■ **Work required**: Only the lines that hold "etherscan" should be in the answer, each copied from the data below.

━━ Source data

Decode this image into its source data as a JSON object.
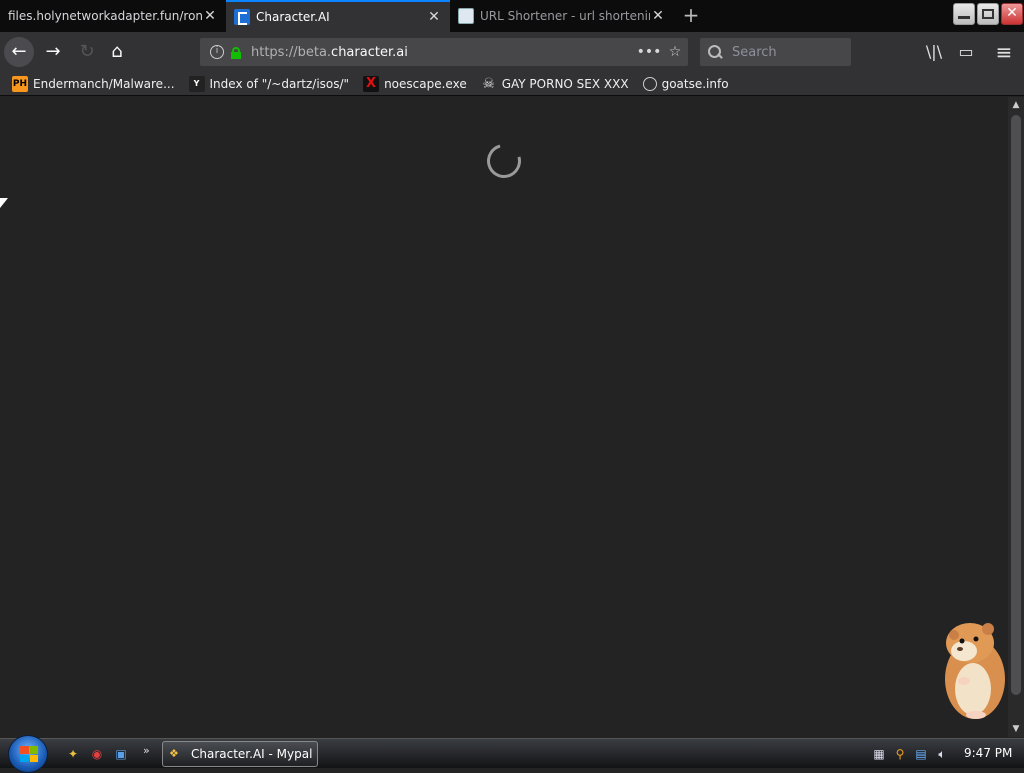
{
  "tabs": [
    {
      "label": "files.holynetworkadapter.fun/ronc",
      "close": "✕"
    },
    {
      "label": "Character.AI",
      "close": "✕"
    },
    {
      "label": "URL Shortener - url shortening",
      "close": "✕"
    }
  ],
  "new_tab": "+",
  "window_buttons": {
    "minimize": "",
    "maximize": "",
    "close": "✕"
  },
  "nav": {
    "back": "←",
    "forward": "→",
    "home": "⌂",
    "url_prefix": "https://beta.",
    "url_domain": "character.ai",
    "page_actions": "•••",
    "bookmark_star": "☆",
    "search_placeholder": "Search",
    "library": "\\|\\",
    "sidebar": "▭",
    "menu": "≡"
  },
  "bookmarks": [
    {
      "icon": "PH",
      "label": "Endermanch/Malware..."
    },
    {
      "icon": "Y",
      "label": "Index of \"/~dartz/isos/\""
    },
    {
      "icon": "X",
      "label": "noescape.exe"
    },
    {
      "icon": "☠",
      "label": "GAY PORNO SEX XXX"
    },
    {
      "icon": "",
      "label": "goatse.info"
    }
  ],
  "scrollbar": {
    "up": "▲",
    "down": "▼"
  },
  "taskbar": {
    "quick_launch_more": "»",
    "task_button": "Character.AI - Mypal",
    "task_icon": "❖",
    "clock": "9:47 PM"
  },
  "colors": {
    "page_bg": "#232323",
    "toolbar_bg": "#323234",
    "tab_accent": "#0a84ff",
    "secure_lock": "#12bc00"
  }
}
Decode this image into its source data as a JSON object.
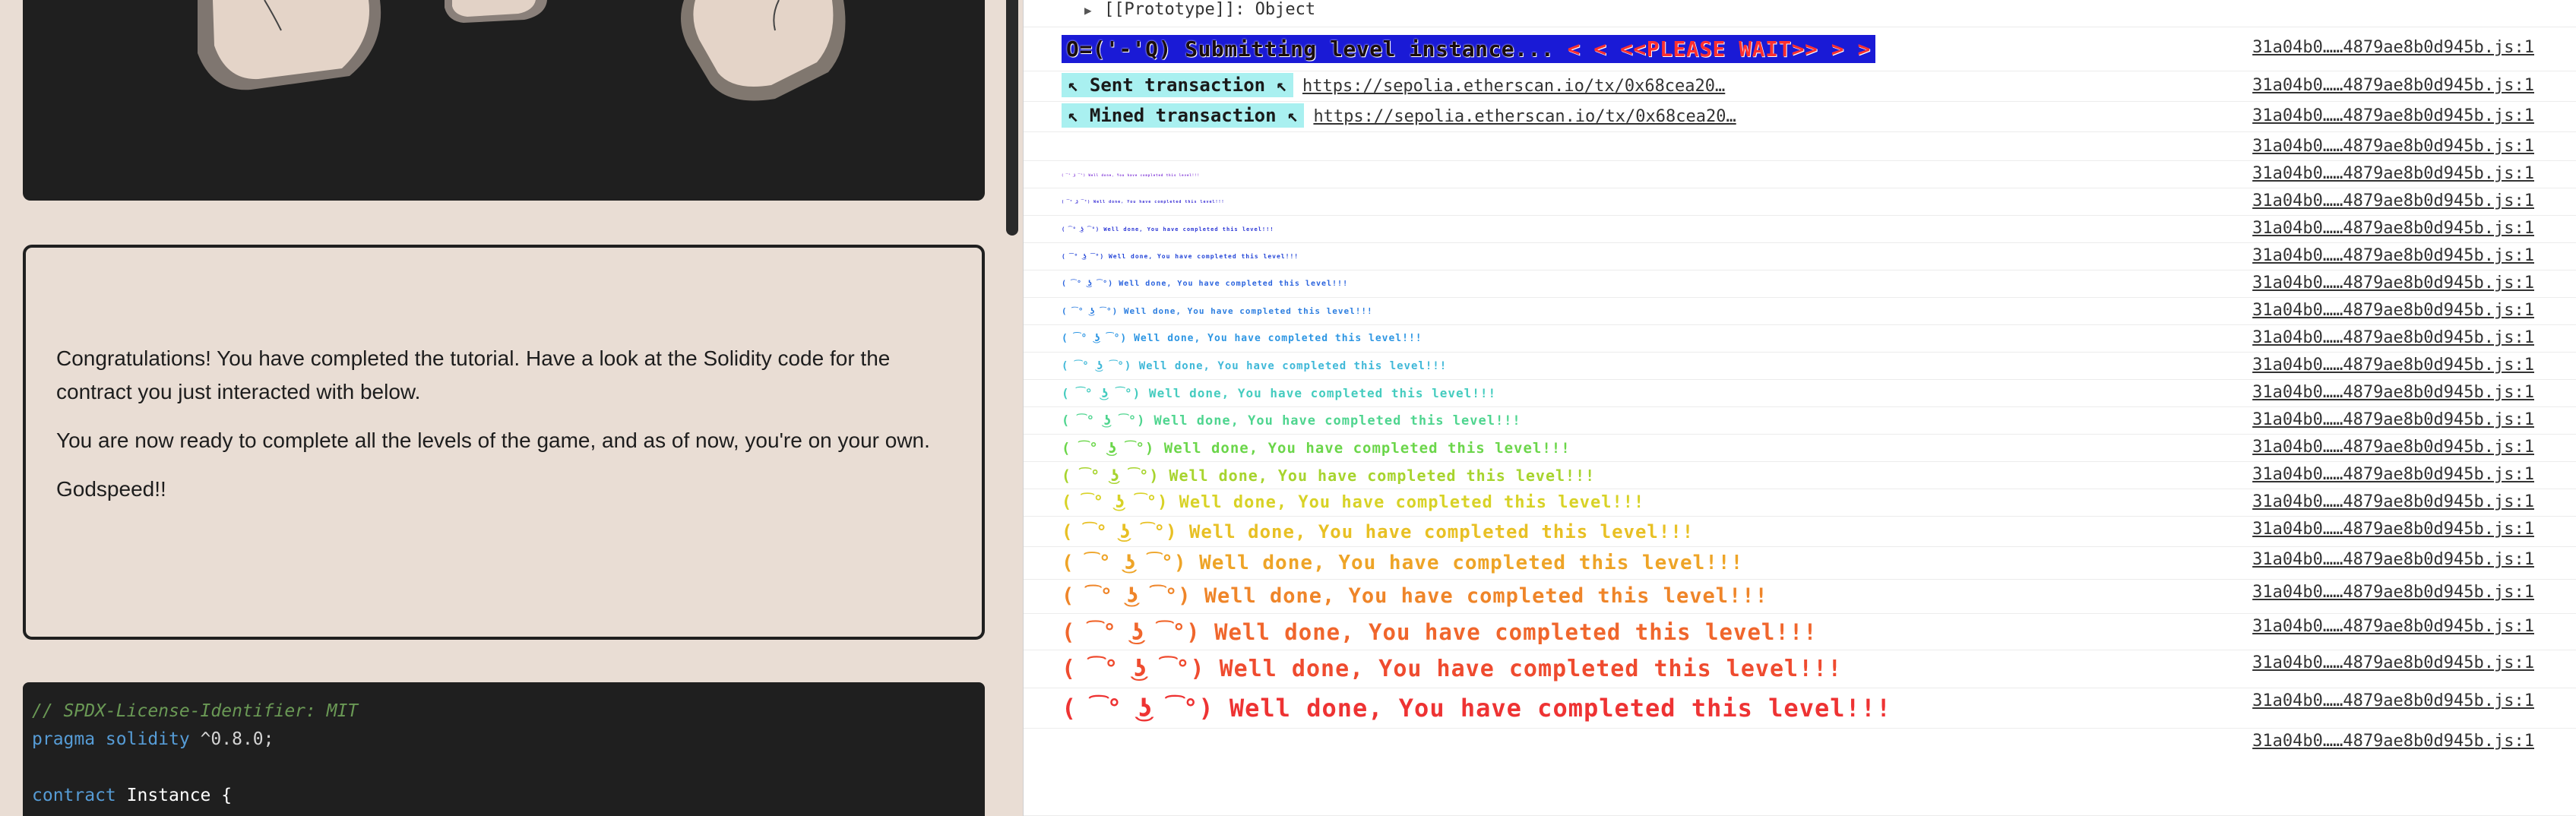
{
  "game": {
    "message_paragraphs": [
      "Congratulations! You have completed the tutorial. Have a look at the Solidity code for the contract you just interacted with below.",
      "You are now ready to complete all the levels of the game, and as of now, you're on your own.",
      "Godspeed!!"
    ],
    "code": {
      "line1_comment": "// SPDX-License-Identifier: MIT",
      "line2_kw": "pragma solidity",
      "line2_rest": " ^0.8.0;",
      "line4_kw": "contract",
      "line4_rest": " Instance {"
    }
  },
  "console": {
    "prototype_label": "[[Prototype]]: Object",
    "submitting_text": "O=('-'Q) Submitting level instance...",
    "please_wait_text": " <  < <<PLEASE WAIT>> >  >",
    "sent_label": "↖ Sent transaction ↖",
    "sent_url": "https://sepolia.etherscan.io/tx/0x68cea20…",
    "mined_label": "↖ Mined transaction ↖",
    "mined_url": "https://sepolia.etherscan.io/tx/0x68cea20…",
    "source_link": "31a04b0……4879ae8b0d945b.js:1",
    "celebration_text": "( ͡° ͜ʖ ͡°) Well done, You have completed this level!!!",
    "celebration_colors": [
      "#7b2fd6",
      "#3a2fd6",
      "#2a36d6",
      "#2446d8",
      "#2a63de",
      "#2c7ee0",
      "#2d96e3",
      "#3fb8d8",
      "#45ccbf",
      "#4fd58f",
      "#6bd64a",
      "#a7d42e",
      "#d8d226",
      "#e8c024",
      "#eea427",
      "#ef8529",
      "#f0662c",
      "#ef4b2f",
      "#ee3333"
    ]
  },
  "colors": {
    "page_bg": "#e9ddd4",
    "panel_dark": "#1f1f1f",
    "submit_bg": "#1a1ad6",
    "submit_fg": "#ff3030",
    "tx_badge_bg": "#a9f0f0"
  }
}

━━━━

■ **Solution for this exercise**:
    "sent_url": "https://sepolia.etherscan.io/tx/0x68cea20…",
    "mined_url": "https://sepolia.etherscan.io/tx/0x68cea20…",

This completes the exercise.